The records that follow must be printed exactly as they are.
========================================================================
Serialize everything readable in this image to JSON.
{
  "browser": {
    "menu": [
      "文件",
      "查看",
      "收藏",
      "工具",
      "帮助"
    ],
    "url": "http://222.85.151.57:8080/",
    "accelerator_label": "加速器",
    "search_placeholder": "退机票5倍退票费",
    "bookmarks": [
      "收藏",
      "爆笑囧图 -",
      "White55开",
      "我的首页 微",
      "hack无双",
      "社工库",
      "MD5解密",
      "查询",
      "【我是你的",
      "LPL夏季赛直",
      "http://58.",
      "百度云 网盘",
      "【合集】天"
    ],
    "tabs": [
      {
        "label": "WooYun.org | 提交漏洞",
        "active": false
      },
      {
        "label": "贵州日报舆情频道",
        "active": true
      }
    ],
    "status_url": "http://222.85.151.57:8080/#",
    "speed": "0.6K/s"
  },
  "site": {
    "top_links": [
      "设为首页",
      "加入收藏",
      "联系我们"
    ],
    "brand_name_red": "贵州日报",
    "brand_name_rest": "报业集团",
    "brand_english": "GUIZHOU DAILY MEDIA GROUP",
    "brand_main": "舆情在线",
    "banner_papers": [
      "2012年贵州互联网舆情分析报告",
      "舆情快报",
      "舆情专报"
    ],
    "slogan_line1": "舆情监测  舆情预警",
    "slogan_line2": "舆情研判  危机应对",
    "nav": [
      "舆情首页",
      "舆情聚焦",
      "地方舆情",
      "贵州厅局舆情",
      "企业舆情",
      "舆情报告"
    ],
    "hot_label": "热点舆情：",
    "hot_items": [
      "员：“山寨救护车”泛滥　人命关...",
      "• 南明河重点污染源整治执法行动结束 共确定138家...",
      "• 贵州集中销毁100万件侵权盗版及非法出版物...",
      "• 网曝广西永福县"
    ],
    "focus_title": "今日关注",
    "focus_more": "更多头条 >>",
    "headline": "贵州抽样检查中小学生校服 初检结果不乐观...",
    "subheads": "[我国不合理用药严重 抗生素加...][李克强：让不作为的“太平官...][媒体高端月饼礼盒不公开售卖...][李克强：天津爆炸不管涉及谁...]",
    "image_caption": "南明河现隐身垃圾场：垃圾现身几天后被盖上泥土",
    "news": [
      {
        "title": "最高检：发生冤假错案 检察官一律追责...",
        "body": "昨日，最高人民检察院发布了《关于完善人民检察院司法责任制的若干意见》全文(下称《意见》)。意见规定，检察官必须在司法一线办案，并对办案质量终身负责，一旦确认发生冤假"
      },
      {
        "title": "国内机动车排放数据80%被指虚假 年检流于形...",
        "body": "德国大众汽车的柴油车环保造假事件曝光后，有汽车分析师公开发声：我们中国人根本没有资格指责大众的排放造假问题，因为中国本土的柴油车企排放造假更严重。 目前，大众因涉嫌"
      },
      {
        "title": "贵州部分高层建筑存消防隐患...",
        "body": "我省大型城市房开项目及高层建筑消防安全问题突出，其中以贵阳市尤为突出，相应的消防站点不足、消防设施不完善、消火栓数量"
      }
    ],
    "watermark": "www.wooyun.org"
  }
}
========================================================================
__Answer__:
Serialize everything readable in this image to JSON.
{
  "browser": {
    "menu": [
      "文件",
      "查看",
      "收藏",
      "工具",
      "帮助"
    ],
    "url": "http://222.85.151.57:8080/",
    "accelerator_label": "加速器",
    "search_placeholder": "退机票5倍退票费",
    "bookmarks": [
      "收藏",
      "爆笑囧图 -",
      "White55开",
      "我的首页 微",
      "hack无双",
      "社工库",
      "MD5解密",
      "查询",
      "【我是你的",
      "LPL夏季赛直",
      "http://58.",
      "百度云 网盘",
      "【合集】天"
    ],
    "tabs": [
      {
        "label": "WooYun.org | 提交漏洞",
        "active": false
      },
      {
        "label": "贵州日报舆情频道",
        "active": true
      }
    ],
    "status_url": "http://222.85.151.57:8080/#",
    "speed": "0.6K/s"
  },
  "site": {
    "top_links": [
      "设为首页",
      "加入收藏",
      "联系我们"
    ],
    "brand_name_red": "贵州日报",
    "brand_name_rest": "报业集团",
    "brand_english": "GUIZHOU DAILY MEDIA GROUP",
    "brand_main": "舆情在线",
    "banner_papers": [
      "2012年贵州互联网舆情分析报告",
      "舆情快报",
      "舆情专报"
    ],
    "slogan_line1": "舆情监测  舆情预警",
    "slogan_line2": "舆情研判  危机应对",
    "nav": [
      "舆情首页",
      "舆情聚焦",
      "地方舆情",
      "贵州厅局舆情",
      "企业舆情",
      "舆情报告"
    ],
    "hot_label": "热点舆情：",
    "hot_items": [
      "员：“山寨救护车”泛滥　人命关...",
      "• 南明河重点污染源整治执法行动结束 共确定138家...",
      "• 贵州集中销毁100万件侵权盗版及非法出版物...",
      "• 网曝广西永福县"
    ],
    "focus_title": "今日关注",
    "focus_more": "更多头条 >>",
    "headline": "贵州抽样检查中小学生校服 初检结果不乐观...",
    "subheads": "[我国不合理用药严重 抗生素加...][李克强：让不作为的“太平官...][媒体高端月饼礼盒不公开售卖...][李克强：天津爆炸不管涉及谁...]",
    "image_caption": "南明河现隐身垃圾场：垃圾现身几天后被盖上泥土",
    "news": [
      {
        "title": "最高检：发生冤假错案 检察官一律追责...",
        "body": "昨日，最高人民检察院发布了《关于完善人民检察院司法责任制的若干意见》全文(下称《意见》)。意见规定，检察官必须在司法一线办案，并对办案质量终身负责，一旦确认发生冤假"
      },
      {
        "title": "国内机动车排放数据80%被指虚假 年检流于形...",
        "body": "德国大众汽车的柴油车环保造假事件曝光后，有汽车分析师公开发声：我们中国人根本没有资格指责大众的排放造假问题，因为中国本土的柴油车企排放造假更严重。 目前，大众因涉嫌"
      },
      {
        "title": "贵州部分高层建筑存消防隐患...",
        "body": "我省大型城市房开项目及高层建筑消防安全问题突出，其中以贵阳市尤为突出，相应的消防站点不足、消防设施不完善、消火栓数量"
      }
    ],
    "watermark": "www.wooyun.org"
  }
}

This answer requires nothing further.